A recent discussion at Sinai Temple called “Inside the Persian Jewish Community” examined the community’s internal as well as external forces, as talk turned to the stereotypes and tensions that sometimes develop with local Ashkenazi Jews. 

“Persians feel so judged by the Ashkenazi community,” said Saba Soomekh, a religious studies professor at CSUN who was born in Tehran and raised in Beverly Hills. 

Saba Soomekh

She was joined in the program by Gina Nahai, an author and Jewish Journal columnist who was also born in Iran. Sinai Rabbi David Wolpe moderated the event, which attracted more than 200 attendees.

Wolpe discussed his community’s day school, Sinai Akiba Academy, saying students become aware there is such a thing as Persian and Ashkenazi sometime around fourth grade, and judgments ensue.

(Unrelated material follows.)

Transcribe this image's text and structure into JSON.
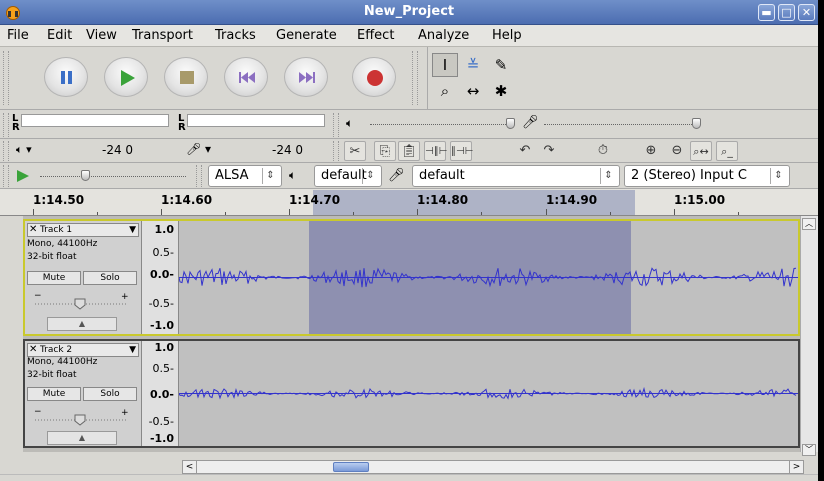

“It’s like someone drops fairy dust on them and they all know where they come from,” he said. “Both groups feel the otherness of the other, and that leads to feelings of both superiority and inferiority at the same time.”

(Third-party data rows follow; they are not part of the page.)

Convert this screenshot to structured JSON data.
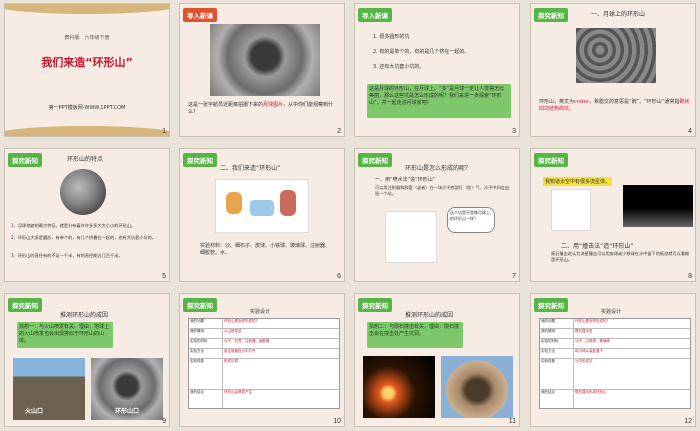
{
  "slides": [
    {
      "number": "1",
      "grade": "教科版　六年级下册",
      "title": "我们来造“环形山”",
      "footer": "第一PPT模板网-WWW.1PPT.COM"
    },
    {
      "number": "2",
      "tag": "导入新课",
      "caption": "这是一张宇航员近距离拍摄下来的",
      "caption_highlight": "月球图片",
      "caption_end": "，从中你们能观察到什么？"
    },
    {
      "number": "3",
      "tag": "导入新课",
      "list": [
        "1. 很多圆形的坑",
        "2. 有的是单个的，有的是几个挤在一起的。",
        "3. 还有大坑套小坑的。"
      ],
      "box": "这是月球的环形山，在月球上。“多”是月球一定让人觉得无比美丽，那么这些坑是怎么形成的呢？我们来进一步探索“环形山”，并一起走进月球家吧！"
    },
    {
      "number": "4",
      "tag": "探究新知",
      "heading": "一、月球上的环形山",
      "body": "环形山，英文为",
      "body_hl": "crater",
      "body2": "，希腊文的意思是“碗”。“环形山”通常指",
      "body_hl2": "碗状凹坑结构的坑。"
    },
    {
      "number": "5",
      "tag": "探究新知",
      "heading": "环形山的特点",
      "points": [
        "1、月球地貌的最大特征，就是分布着许许多多大大小小的环形山。",
        "2、环形山大多是圆形，有单个的，有几个挤叠在一起的，也有大坑套小坑的。",
        "3、环形山的直径有的不足一千米，有的直径能达几百千米。"
      ]
    },
    {
      "number": "6",
      "tag": "探究新知",
      "heading": "二、我们来造“环形山”",
      "materials": "实验材料：沙、细石子、皮球、小铁球、玻璃球、注射器、细胶管、水。"
    },
    {
      "number": "7",
      "tag": "探究新知",
      "heading": "环形山是怎么形成的呢？",
      "steps": [
        "一、用“喷水法”造“环形山”",
        "可以用注射器和胶管（或者）在一块沙子底部打（吹）气，沙子中间会出现一个坑。"
      ],
      "bubble": "这个坑是不是像月球上的环形山一样？"
    },
    {
      "number": "8",
      "tag": "探究新知",
      "banner": "我知道太空中有很多流星体。",
      "heading": "二、用“撞击法”造“环形山”",
      "body": "陨石撞击说认为流星撞击可以用皮球或小铁球在沙中留下的痕迹就可以看做是环形山。"
    },
    {
      "number": "9",
      "tag": "探究新知",
      "heading": "推测环形山的成因",
      "box": "猜想一：与火山喷发有关。理由：地球上的火山喷发也会出现类似于环形山的山体。",
      "label1": "火山口",
      "label2": "环形山口"
    },
    {
      "number": "10",
      "tag": "探究新知",
      "heading": "实验设计",
      "rows": [
        [
          "我的问题",
          "环形山是怎样形成的？"
        ],
        [
          "我的猜测",
          "火山喷发说"
        ],
        [
          "实验的材料",
          "沙子、石膏、注射器、细胶管"
        ],
        [
          "实验方法",
          "用注射器在沙中打气"
        ],
        [
          "实验现象",
          "形成坑洞"
        ],
        [
          "我的结论",
          "环形山由喷发产生"
        ]
      ]
    },
    {
      "number": "11",
      "tag": "探究新知",
      "heading": "推测环形山的成因",
      "box": "猜想二：与陨石撞击有关。理由：陨石撞击会在撞击处产生坑洞。"
    },
    {
      "number": "12",
      "tag": "探究新知",
      "heading": "实验设计",
      "rows": [
        [
          "我的问题",
          "环形山是怎样形成的？"
        ],
        [
          "我的猜测",
          "陨石撞击说"
        ],
        [
          "实验的材料",
          "沙子、小铁球、玻璃球"
        ],
        [
          "实验方法",
          "将小球从高处落下"
        ],
        [
          "实验现象",
          "沙中形成坑"
        ],
        [
          "我的结论",
          "陨石撞击形成环形山"
        ]
      ]
    }
  ]
}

A spring 2014 Sinai Akiba Academy advertisement in the Journal underscored the issue of how some prospective Ashkenazi families have shown ambivalence about sending their kids to the school, which has a large Persian population. 

“ ‘Too Persian.’ Looks awful in print? It sounds worse in a whisper,” the ad said, which sparked a firestorm of controversy upon publication. 

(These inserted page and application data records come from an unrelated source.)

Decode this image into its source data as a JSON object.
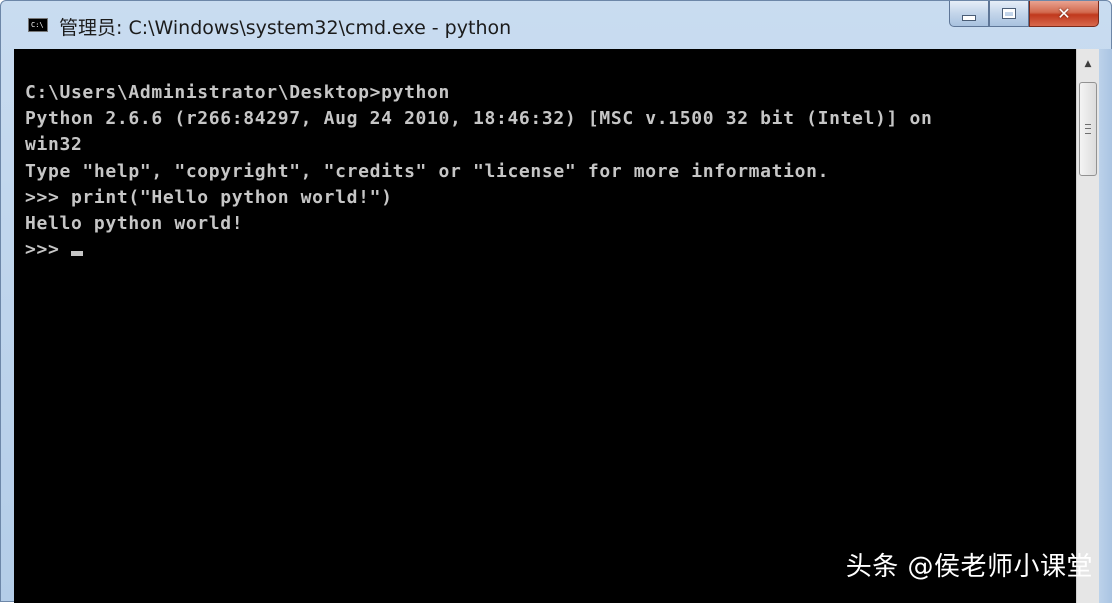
{
  "window": {
    "title": "管理员: C:\\Windows\\system32\\cmd.exe - python",
    "icon_text": "C:\\",
    "controls": {
      "minimize_icon": "minimize-icon",
      "maximize_icon": "maximize-icon",
      "close_icon": "close-icon",
      "close_glyph": "✕"
    },
    "colors": {
      "console_background": "#000000",
      "console_text": "#c6c6c6",
      "close_button": "#c0391d"
    }
  },
  "console": {
    "lines": [
      "C:\\Users\\Administrator\\Desktop>python",
      "Python 2.6.6 (r266:84297, Aug 24 2010, 18:46:32) [MSC v.1500 32 bit (Intel)] on",
      "win32",
      "Type \"help\", \"copyright\", \"credits\" or \"license\" for more information.",
      ">>> print(\"Hello python world!\")",
      "Hello python world!"
    ],
    "prompt": ">>> "
  },
  "scrollbar": {
    "up_arrow": "▲"
  },
  "watermark": {
    "text": "头条 @侯老师小课堂"
  }
}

Nahai, whose recent novel, “The Luminous Heart of Jonah S.,” is about the Los Angeles Persian community, blamed both communities for the division. 

“To some extent, the Iranians need to change. … On the other hand, Ashkenazis also need to drop this visceral lack of acceptance that they have for us,” she said. “Now, everything obviously is a generalization … so it’s not the case everywhere, but, too often, I see eyes that roll the minute someone speaks English with a Persian accent, or anything that can be used against us will be used against us by Ashkenazis. Also, judging and creating that divide, I think we are both to blame for this division.” 

The dialogue at Sinai in Westwood also offered insight into generational differences within the Persian-Jewish community, especially between those who emigrated out of Iran during the Iranian Revolution and those who were born here. Wolpe described it as “the struggle of the 25-year-old Persian-Jewish resident of Westwood or Beverly Hills as opposed to the struggle of the 60-year-old.” 

Nahai said that for young people, it’s a very difficult place to be in.

“I think a 20-year-old and younger people have a sense they have to choose between their [Persian] community or being embraced by the [broader] community. … They have to choose between that and their independence.”

Soomekh, also a visiting professor of Iranian-Jewish history at UCLA and author of the book “From the Shahs to Los Angeles: Three Generations of Iranian Jewish Women Between Religion and Culture,” said many of her students are first-generation Persian Jews who want to follow their heart but are held back by their parents’ wishes. 

“This is what makes the [Persian] culture so beautiful —‘I live for you, and you live for me.’ But it’s difficult when you are a young adult to grow up in an [American] environment that’s saying, ‘Do what you need to do. Be happy, whatever makes you happy,’ and you’re saying, ‘Oh my God, I feel so guilty … my parents, they aren’t approving of this. They did so much, they escaped the [Iranian] Revolution and I want to make them happy,” Soomekh said. “So I think that’s where they really struggle.”

The largely Persian crowd, which engaged in a Q-and-A with the speakers at the end of the evening, listened attentively as Wolpe spoke of an anthropological work by Ruth Benedict that explains the world as having both “shame cultures” and “guilt cultures.” In the former, a community’s judgment of one’s actions is what matters, and in the latter, one’s own estimation of himself or herself is of utmost importance, he said. 

“My own view is that the Persian-Jewish community is a shame culture and the American-Jewish community is a guilt culture. What happens when Persian Jews come to America [is] they have guilt and shame, they have to get the community to approve and they have to feel good themselves,” he said. “And it’s too much.”

“You’re right,” Soomekh said, “and this is the biggest struggle for young adults wanting to appease families, community — not ruining the family name, whatever that means, and yet, at the same time, being able to do what they want to do.”